The brand presence and visuals of Ivory Lane have been carefully designed to highlight the true cost of trading ivory while selling the concept of luxury. African savannahs and elephants were marketed with editorial campaign images. To give the brand visibility and credibility, WWF worked with fashion media partners and social media influencers to spark public debate around Ivory Lane. After negative public reactions, Ivory Lane further stimulated debate with a public statement by its fictional founder, in which he defended the legality of the Ivory Road and adopted the same arguments as real ivory traders. Within 24 hours, the statement caused an uproar reported by local and regional media. Overnight, Ivory Lane became a routine conversation, leading to debates about legal issues surrounding local laws. Within a week, WWF-Singapore revealed its involvement behind the campaign. This made headlines around the world and shifted the attention of one fashion brand to a global conversation: the global ivory trade. The initiative is part of the organization`s fight against illegal wildlife trade, one of nine priorities it will focus on in 2023. Legislative action is essential to stop the illegal wildlife trade in Singapore, but people have had to demand change.
Despite numerous global campaigns on illegal wildlife trade, the issue has not been well understood. Ivory Lane has redefined the way news is made. By being a platform to rally voices for a real crisis, he challenged the idea that news can only come from one source. The launch was calibrated to create controversy. Through the use of online media, influencers and comments, the information process was established. By creating a public debate, Ivory Lane finally made the voice of the people, the news itself, heard. (h) to comply with any other legal, governmental or regulatory requirement, rule, law or regulation, regulatory directive, directive or industry code, order, instruction or request issued by the courts, legal or regulatory authorities of any relevant jurisdiction (whether in Singapore or otherwise), including any disclosure or notification obligation to which a recipient of the personal data or the performance of audit controls, monitoring and investigations; Since 2020, they have managed to remove more than 14,000 illegal ads from ecommerce platforms. Citizen detectives have searched for tens of thousands of ads on e-commerce platforms to stop the illegal trade in wildlife products, the World Wildlife Fund Singapore (WWF-Singapore) said on Thursday. Most Singaporeans care about wildlife protection, but were not necessarily aware of the loopholes in local laws that allowed illegal ivory trade. WWF`s survey found that 50% of Singaporeans already believe ivory has been banned in Singapore. In addition, only 8% of people are aware of local ivory laws. In order to close this perception gap, WWF needs people who are aware of it.

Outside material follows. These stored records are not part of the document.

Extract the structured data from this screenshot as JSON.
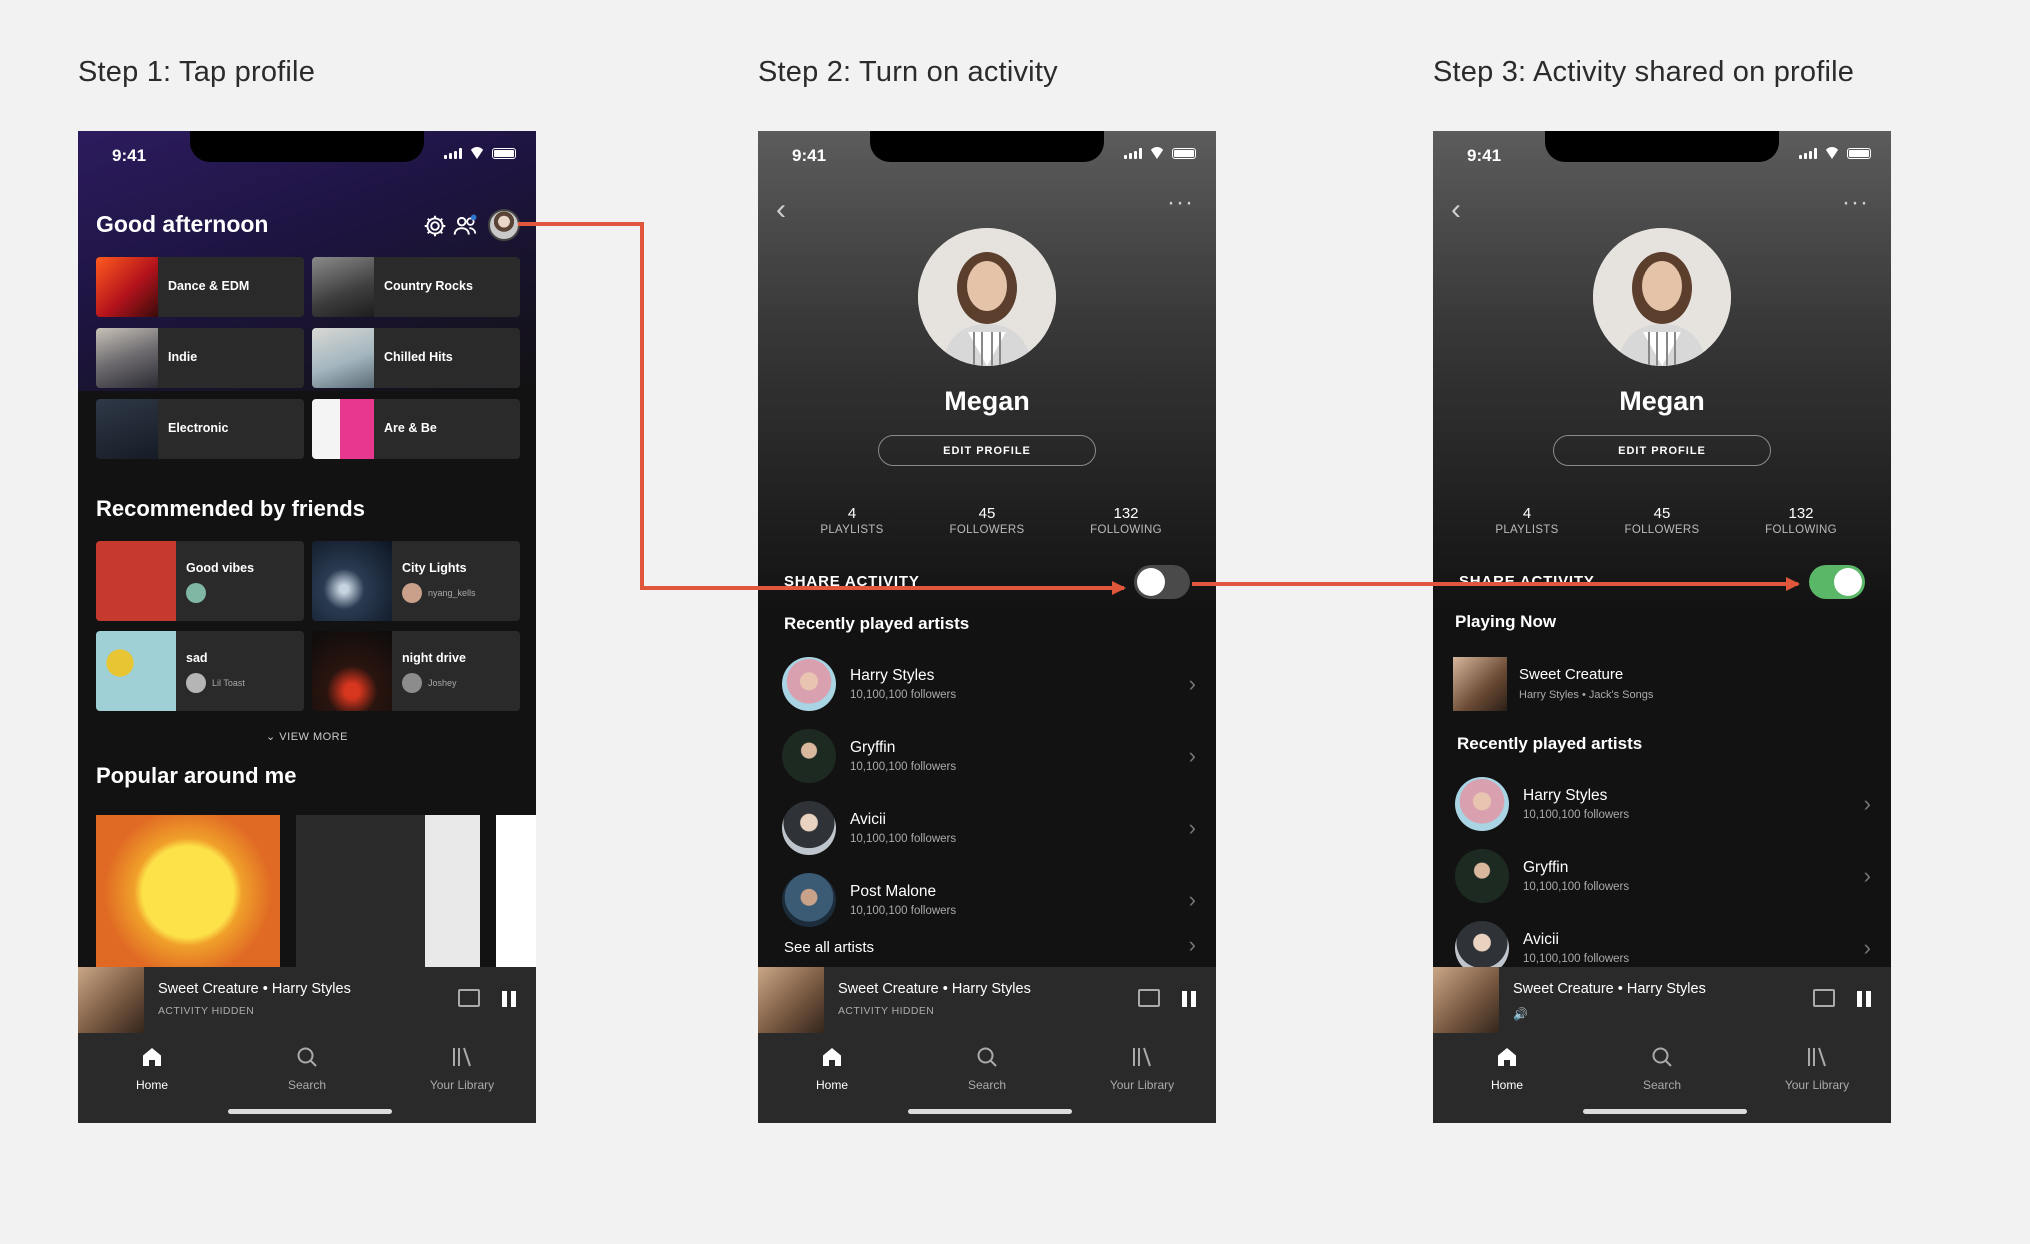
{
  "steps": [
    {
      "title": "Step 1: Tap profile"
    },
    {
      "title": "Step 2: Turn on activity"
    },
    {
      "title": "Step 3: Activity shared on profile"
    }
  ],
  "status_time": "9:41",
  "home": {
    "greeting": "Good afternoon",
    "tiles": [
      {
        "label": "Dance & EDM"
      },
      {
        "label": "Country Rocks"
      },
      {
        "label": "Indie"
      },
      {
        "label": "Chilled Hits"
      },
      {
        "label": "Electronic"
      },
      {
        "label": "Are & Be"
      }
    ],
    "recommended_title": "Recommended by friends",
    "recommended": [
      {
        "label": "Good vibes",
        "by": ""
      },
      {
        "label": "City Lights",
        "by": "nyang_kells"
      },
      {
        "label": "sad",
        "by": "Lil Toast"
      },
      {
        "label": "night drive",
        "by": "Joshey"
      }
    ],
    "view_more": "VIEW MORE",
    "popular_title": "Popular around me"
  },
  "profile": {
    "name": "Megan",
    "edit_label": "EDIT PROFILE",
    "stats": [
      {
        "value": "4",
        "label": "PLAYLISTS"
      },
      {
        "value": "45",
        "label": "FOLLOWERS"
      },
      {
        "value": "132",
        "label": "FOLLOWING"
      }
    ],
    "share_label": "SHARE ACTIVITY",
    "playing_now_title": "Playing Now",
    "playing_now": {
      "title": "Sweet Creature",
      "subtitle": "Harry Styles • Jack's Songs"
    },
    "recent_title": "Recently played artists",
    "artists": [
      {
        "name": "Harry Styles",
        "followers": "10,100,100 followers"
      },
      {
        "name": "Gryffin",
        "followers": "10,100,100 followers"
      },
      {
        "name": "Avicii",
        "followers": "10,100,100 followers"
      },
      {
        "name": "Post Malone",
        "followers": "10,100,100 followers"
      }
    ],
    "see_all": "See all artists"
  },
  "mini_player": {
    "track": "Sweet Creature • Harry Styles",
    "status": "ACTIVITY HIDDEN"
  },
  "nav": {
    "home": "Home",
    "search": "Search",
    "library": "Your Library"
  },
  "toggle_states": {
    "step2": "off",
    "step3": "on"
  },
  "colors": {
    "arrow": "#e0573b",
    "toggle_on": "#5bb768",
    "spotify_green": "#1db954"
  }
}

While most Singaporeans cared about wildlife, fewer were aware of the problems associated with the ivory trade. Ivory Lane used something that was important to most people in Singapore and that was talked about: shopping. By using a fashion brand as a vehicle to challenge the legality of ivory, Ivory Lane has shed light on an issue that has been looming since the first international ivory ban was 28 years ago. In ten days, Ivory Lane`s social media platforms recorded a reach of over 5,000,000 and 150,000 engaged users, respectively. The Ivory Lane campaign has been picked up by more than 70 media outlets around the world, including the BBC, AFP and The New York Times. Media reports highlighted the legality of ivory as a problem and sparked a lively public debate that addressed the urgent need to strengthen local laws. Importantly, this has also triggered independent media investigations into the sale of ivory in Singapore. Government authorities and WWF have been contacted by members of the public to close the online ivory shop. Overnight, Singapore`s wildlife laws became a global conversation. The campaign sparked a public debate about wildlife laws, highlighting issues that were once overlooked and ignored. The public demanded stricter laws, stricter enforcement and a national ban.

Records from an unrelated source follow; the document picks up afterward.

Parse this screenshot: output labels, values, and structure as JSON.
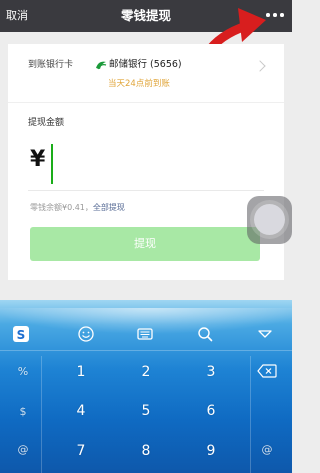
{
  "header": {
    "cancel_label": "取消",
    "title": "零钱提现",
    "more_icon": "more-horizontal-icon"
  },
  "card": {
    "bank_label": "到账银行卡",
    "bank_name": "邮储银行 (5656)",
    "bank_icon": "postal-bank-logo-icon",
    "arrival_note": "当天24点前到账",
    "amount_label": "提现金额",
    "currency_symbol": "¥",
    "amount_value": "",
    "balance_text": "零钱余额¥0.41，",
    "withdraw_all_label": "全部提现",
    "withdraw_button_label": "提现"
  },
  "keyboard": {
    "toolbar_icons": [
      "sogou-logo-icon",
      "emoji-icon",
      "keyboard-icon",
      "search-icon",
      "collapse-keyboard-icon"
    ],
    "side_left": [
      "%",
      "$",
      "@"
    ],
    "side_right_icons": [
      "backspace-icon"
    ],
    "side_right": [
      "",
      "",
      "@"
    ],
    "row1": [
      "1",
      "2",
      "3"
    ],
    "row2": [
      "4",
      "5",
      "6"
    ],
    "row3": [
      "7",
      "8",
      "9"
    ]
  },
  "colors": {
    "topbar": "#3a3a3f",
    "accent_green": "#1aad19",
    "button_disabled_green": "#a8e8a5",
    "arrival_orange": "#e0a53a",
    "link_blue": "#576b95",
    "annotation_red": "#d81e1e"
  }
}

Uma Sachidhanandam, Deputy Director of Conservation at WWF-Singapore, noted that more than 7,000 plant and animal species are illegally trafficked worldwide: “The first step is to stop the purchase, because if you don`t stop the demand, the problem will always be there.” “They are at the forefront of understanding existing gaps. Whether it`s fighting plastic, new hydroelectric projects, changing consumer behavior, or decarbonizing the industry,” she said.